…..Thomas Jefferson understood that democracy could never work in a country as large as the U.S., let alone one with more than 300 million people. In a January 29, 1804 letter to Dr. Joseph Priestly he wrote: “Whether we remain one confederacy, or form into Atlantic and Mississippi confederacies, I believe not very important to the happiness of either part.
Those of the western confederacy will be as much our children & descendants as those of the eastern.” On the topic of secession, Jefferson continued: “[D]id I now foresee a separation at some future day, yet I should feel the duty & the desire to promote the western interests as zealously as the eastern, doing all the good for both portions of our future family which should fall within my power.” When the New England Federalists were threatening secession, Jefferson wrote to his friend John C. Breckinridge on August 12, 1803 that if New England seceded and created a second confederacy, “God bless them both if it be for their good, but separate them, if it is better.”

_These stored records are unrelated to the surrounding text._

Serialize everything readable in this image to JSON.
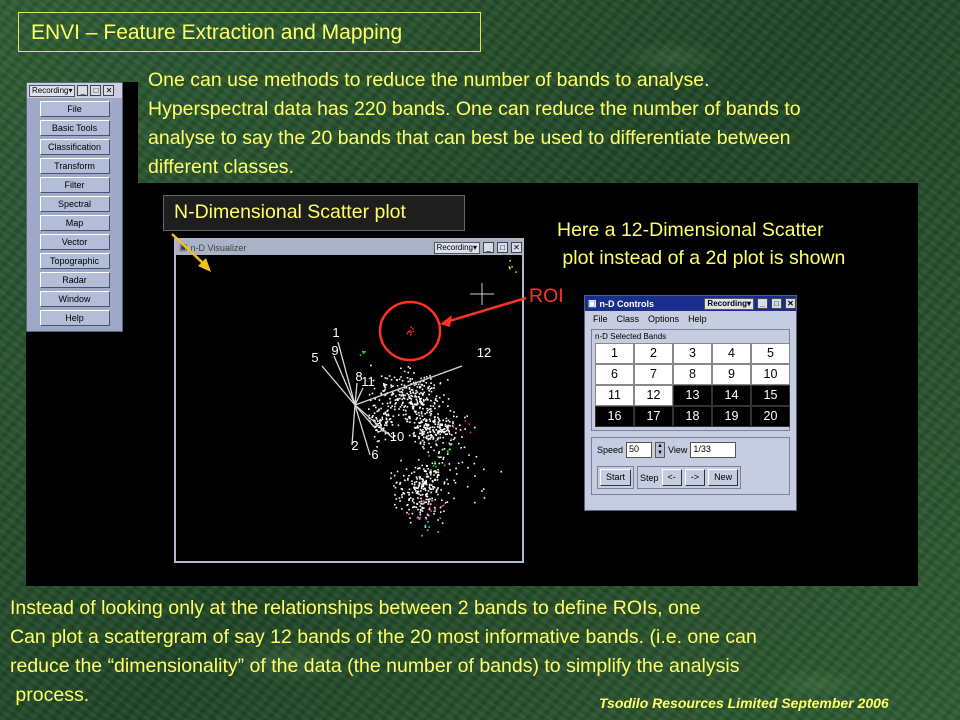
{
  "slide": {
    "title": "ENVI – Feature Extraction and Mapping",
    "intro_lines": [
      "One can use methods to reduce the number of bands to analyse.",
      "Hyperspectral data has 220 bands. One can reduce the number of bands to",
      "analyse to say the 20 bands that can best be used to differentiate between",
      "different classes."
    ],
    "scatter_label": "N-Dimensional Scatter plot",
    "here_lines": [
      "Here a 12-Dimensional Scatter",
      " plot instead of a 2d plot is shown"
    ],
    "roi_label": "ROI",
    "outro_lines": [
      "Instead of looking only at the relationships between 2 bands to define ROIs, one",
      "Can plot a scattergram of say 12 bands of the 20 most informative bands. (i.e. one can",
      "reduce the “dimensionality” of the data (the number of bands) to simplify the analysis",
      " process."
    ],
    "footer": "Tsodilo Resources Limited September 2006"
  },
  "envi_menu": {
    "recording": "Recording▾",
    "items": [
      "File",
      "Basic Tools",
      "Classification",
      "Transform",
      "Filter",
      "Spectral",
      "Map",
      "Vector",
      "Topographic",
      "Radar",
      "Window",
      "Help"
    ]
  },
  "visualizer": {
    "title": "n-D Visualizer",
    "recording": "Recording▾",
    "axis_labels": [
      "1",
      "9",
      "5",
      "8",
      "11",
      "3",
      "10",
      "2",
      "6",
      "12"
    ]
  },
  "nd_controls": {
    "title": "n-D Controls",
    "recording": "Recording▾",
    "menu": [
      "File",
      "Class",
      "Options",
      "Help"
    ],
    "bands_label": "n-D Selected Bands",
    "bands": [
      {
        "n": "1",
        "selected": true
      },
      {
        "n": "2",
        "selected": true
      },
      {
        "n": "3",
        "selected": true
      },
      {
        "n": "4",
        "selected": true
      },
      {
        "n": "5",
        "selected": true
      },
      {
        "n": "6",
        "selected": true
      },
      {
        "n": "7",
        "selected": true
      },
      {
        "n": "8",
        "selected": true
      },
      {
        "n": "9",
        "selected": true
      },
      {
        "n": "10",
        "selected": true
      },
      {
        "n": "11",
        "selected": true
      },
      {
        "n": "12",
        "selected": true
      },
      {
        "n": "13",
        "selected": false
      },
      {
        "n": "14",
        "selected": false
      },
      {
        "n": "15",
        "selected": false
      },
      {
        "n": "16",
        "selected": false
      },
      {
        "n": "17",
        "selected": false
      },
      {
        "n": "18",
        "selected": false
      },
      {
        "n": "19",
        "selected": false
      },
      {
        "n": "20",
        "selected": false
      }
    ],
    "speed_label": "Speed",
    "speed_value": "50",
    "view_label": "View",
    "view_value": "1/33",
    "start_label": "Start",
    "step_label": "Step",
    "step_back": "<-",
    "step_fwd": "->",
    "new_label": "New"
  },
  "colors": {
    "text": "#ffff66",
    "roi": "#ff3322",
    "arrow": "#f0c020"
  }
}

Unlike Lincoln, Jefferson did not believe in threatening “bloodshed” in the case of a “separation” or secession. He understood that such behavior would be a moral abomination and an unimaginable act of barbarianism. A civilized society does not wage total war on “our children,” as Jefferson described the future citizens of a new state formed by an act of secession. Yet it is Lincoln, not Jefferson, who is portrayed by American court historians as a kindly, benevolent, and charitable angel.

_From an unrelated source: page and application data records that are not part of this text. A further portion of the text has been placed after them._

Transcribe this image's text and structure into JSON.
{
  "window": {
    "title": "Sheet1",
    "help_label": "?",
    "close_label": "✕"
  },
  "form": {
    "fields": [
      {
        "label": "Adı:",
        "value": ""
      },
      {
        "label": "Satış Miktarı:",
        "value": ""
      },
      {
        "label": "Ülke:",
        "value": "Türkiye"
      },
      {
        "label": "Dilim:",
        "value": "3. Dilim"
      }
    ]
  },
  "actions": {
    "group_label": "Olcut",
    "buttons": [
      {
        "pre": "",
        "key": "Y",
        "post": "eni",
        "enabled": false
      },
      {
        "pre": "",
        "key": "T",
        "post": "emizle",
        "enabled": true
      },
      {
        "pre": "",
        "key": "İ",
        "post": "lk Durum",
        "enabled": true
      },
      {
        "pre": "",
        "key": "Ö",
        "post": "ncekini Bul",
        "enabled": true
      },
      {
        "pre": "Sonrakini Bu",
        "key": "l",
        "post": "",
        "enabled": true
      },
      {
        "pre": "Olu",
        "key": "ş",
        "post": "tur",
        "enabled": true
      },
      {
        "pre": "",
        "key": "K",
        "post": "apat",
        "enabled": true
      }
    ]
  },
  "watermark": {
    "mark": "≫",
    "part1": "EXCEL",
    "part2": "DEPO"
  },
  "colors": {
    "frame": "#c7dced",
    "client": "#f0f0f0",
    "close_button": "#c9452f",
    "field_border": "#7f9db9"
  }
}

The Constitution long ago ceased placing any meaningful limits on governmental power. This social contract between the American people and their government was destroyed long ago by Hamiltonian nationalists. Americans now live under a series of dictators (called “presidents”) who all believe that they are essentially dictators of the world, capable of ordering the bombing of any place on earth without anyone’s approval. (Within weeks, Obama dipped his hands in blood by ordering a few bombs to be dropped in Pakistan)…..

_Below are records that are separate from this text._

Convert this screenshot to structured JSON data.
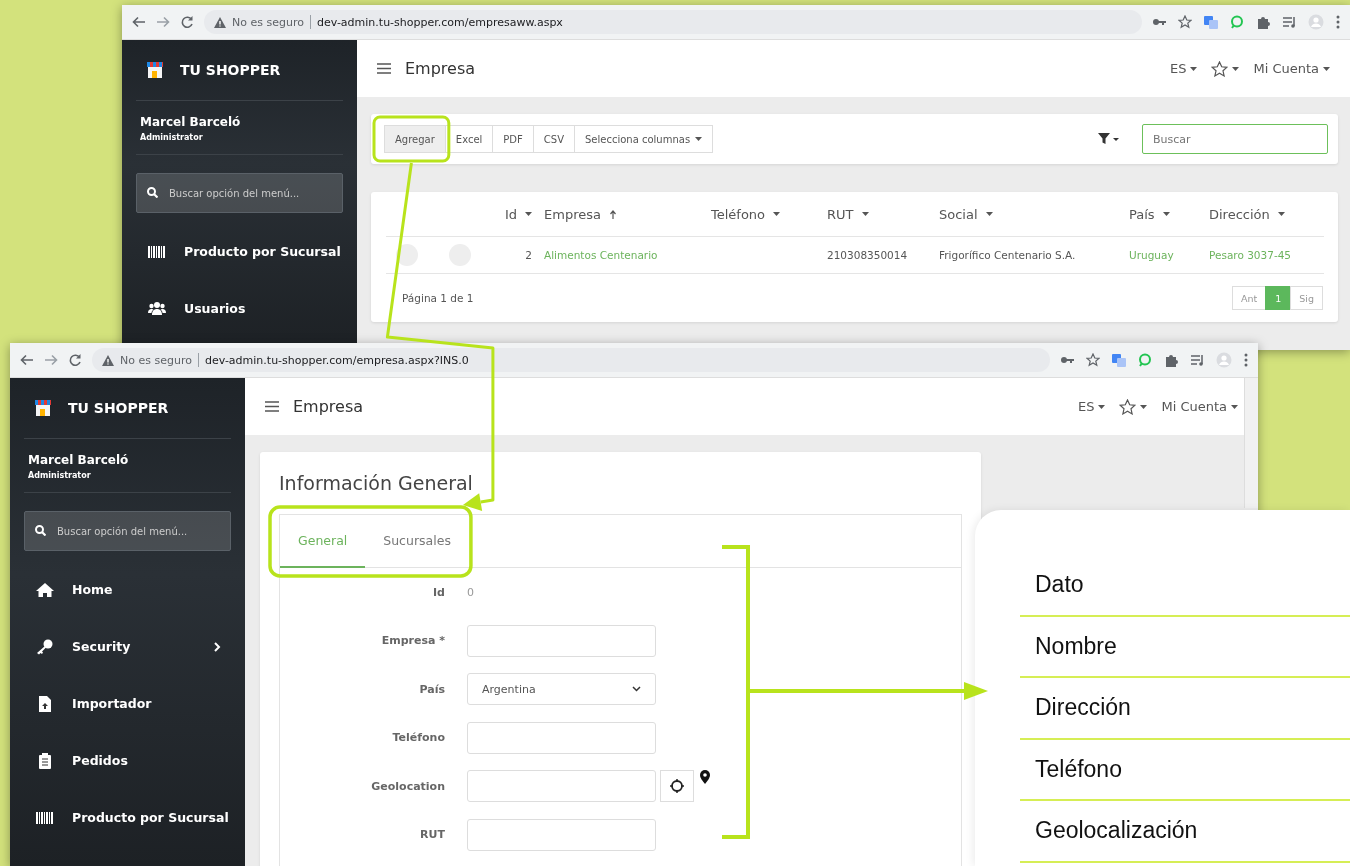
{
  "list_window": {
    "browser": {
      "security": "No es seguro",
      "url": "dev-admin.tu-shopper.com/empresaww.aspx"
    },
    "sidebar": {
      "brand": "TU SHOPPER",
      "user_name": "Marcel Barceló",
      "user_role": "Administrator",
      "search": {
        "placeholder": "Buscar opción del menú..."
      },
      "menu": [
        {
          "kind": "barcode",
          "label": "Producto por Sucursal",
          "submenu": false
        },
        {
          "kind": "users",
          "label": "Usuarios",
          "submenu": false
        }
      ]
    },
    "header": {
      "title": "Empresa",
      "language": "ES",
      "account": "Mi Cuenta"
    },
    "toolbar": {
      "buttons": [
        {
          "label": "Agregar",
          "kind": "plain"
        },
        {
          "label": "Excel",
          "kind": "plain"
        },
        {
          "label": "PDF",
          "kind": "plain"
        },
        {
          "label": "CSV",
          "kind": "plain"
        },
        {
          "label": "Selecciona columnas",
          "kind": "dropdown"
        }
      ],
      "search": {
        "placeholder": "Buscar"
      }
    },
    "table": {
      "columns": [
        {
          "label": "Id",
          "sorted": false
        },
        {
          "label": "Empresa",
          "sorted": true
        },
        {
          "label": "Teléfono",
          "sorted": false
        },
        {
          "label": "RUT",
          "sorted": false
        },
        {
          "label": "Social",
          "sorted": false
        },
        {
          "label": "País",
          "sorted": false
        },
        {
          "label": "Dirección",
          "sorted": false
        }
      ],
      "rows": [
        {
          "id": "2",
          "empresa": "Alimentos Centenario",
          "rut": "210308350014",
          "social": "Frigorífico Centenario S.A.",
          "pais": "Uruguay",
          "direccion": "Pesaro 3037-45"
        }
      ],
      "footer": "Página 1 de 1",
      "pages": [
        {
          "label": "Ant",
          "selected": false
        },
        {
          "label": "1",
          "selected": true
        },
        {
          "label": "Sig",
          "selected": false
        }
      ]
    }
  },
  "form_window": {
    "browser": {
      "security": "No es seguro",
      "url": "dev-admin.tu-shopper.com/empresa.aspx?INS.0"
    },
    "sidebar": {
      "brand": "TU SHOPPER",
      "user_name": "Marcel Barceló",
      "user_role": "Administrator",
      "search": {
        "placeholder": "Buscar opción del menú..."
      },
      "menu": [
        {
          "kind": "home",
          "label": "Home",
          "submenu": false
        },
        {
          "kind": "key",
          "label": "Security",
          "submenu": true
        },
        {
          "kind": "file",
          "label": "Importador",
          "submenu": false
        },
        {
          "kind": "clipboard",
          "label": "Pedidos",
          "submenu": false
        },
        {
          "kind": "barcode",
          "label": "Producto por Sucursal",
          "submenu": false
        }
      ]
    },
    "header": {
      "title": "Empresa",
      "language": "ES",
      "account": "Mi Cuenta"
    },
    "form": {
      "title": "Información General",
      "tabs": [
        {
          "label": "General",
          "selected": true
        },
        {
          "label": "Sucursales",
          "selected": false
        }
      ],
      "fields": [
        {
          "label": "Id",
          "kind": "static",
          "value": "0"
        },
        {
          "label": "Empresa *",
          "kind": "text"
        },
        {
          "label": "País",
          "kind": "select",
          "value": "Argentina"
        },
        {
          "label": "Teléfono",
          "kind": "text"
        },
        {
          "label": "Geolocation",
          "kind": "geo"
        },
        {
          "label": "RUT",
          "kind": "text"
        }
      ]
    }
  },
  "callout": {
    "items": [
      "Dato",
      "Nombre",
      "Dirección",
      "Teléfono",
      "Geolocalización"
    ]
  }
}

EXCERPT ~ CLICK @ LINK…
- The Men Who Destroyed the Constitution by Thomas DiLorenzo (gunnyg.wordpress.com)
- Your Choice: Thomas Jefferson or the Status Quo by Thomas E. Woods, Jr. (gunnyg.wordpress.com)
- Some Questions That Donald Trump Might Ask by Thomas DiLorenzo ~ “What Question Is the Trumpster dying To Ask Ron Paul?” (gunnyg.wordpress.com)
- The Curse of Instigationism by Thomas DiLorenzo (gunnyg.wordpress.com)
Of all the Republican presidential candidates, only Ron Paul believes in and adheres to the American foreign policy philosophy of Washington and Jefferson. For this he, and all other like-minded statesmen over the past seven decades, have been misleadingly smeared as “isolationists.” In this context, “isolationist” is truly Orwellian. By advocating peace and free trade, and only supporting just and defensive war, Ron Paul is advocating the maximum possible interaction between the peoples of the world.
…Historians have speculated that Jefferson originally planned to use the concept of property ownership in that iconic litany of human rights, but he feared that addressing slavery in the same document in which he had characterized the long train of abuses visited upon the colonists by the king of England would have opened the Declaration and its signers to charges of hypocrisy.
Nevertheless, Talmudic and Christian scholars, and renowned skeptics, even atheists and deists, had long held, by Jefferson’s time, that the divine right of kings was a myth, that all humans own their own bodies, and that personal freedoms are integral to those bodies. Whether the ultimate source of human freedom is found in theology or biology, freedom exists, freedom is ours by nature, and the long history of the world is really one unceasing, increasing catalogue of the epic battles for personal freedoms against government tyranny…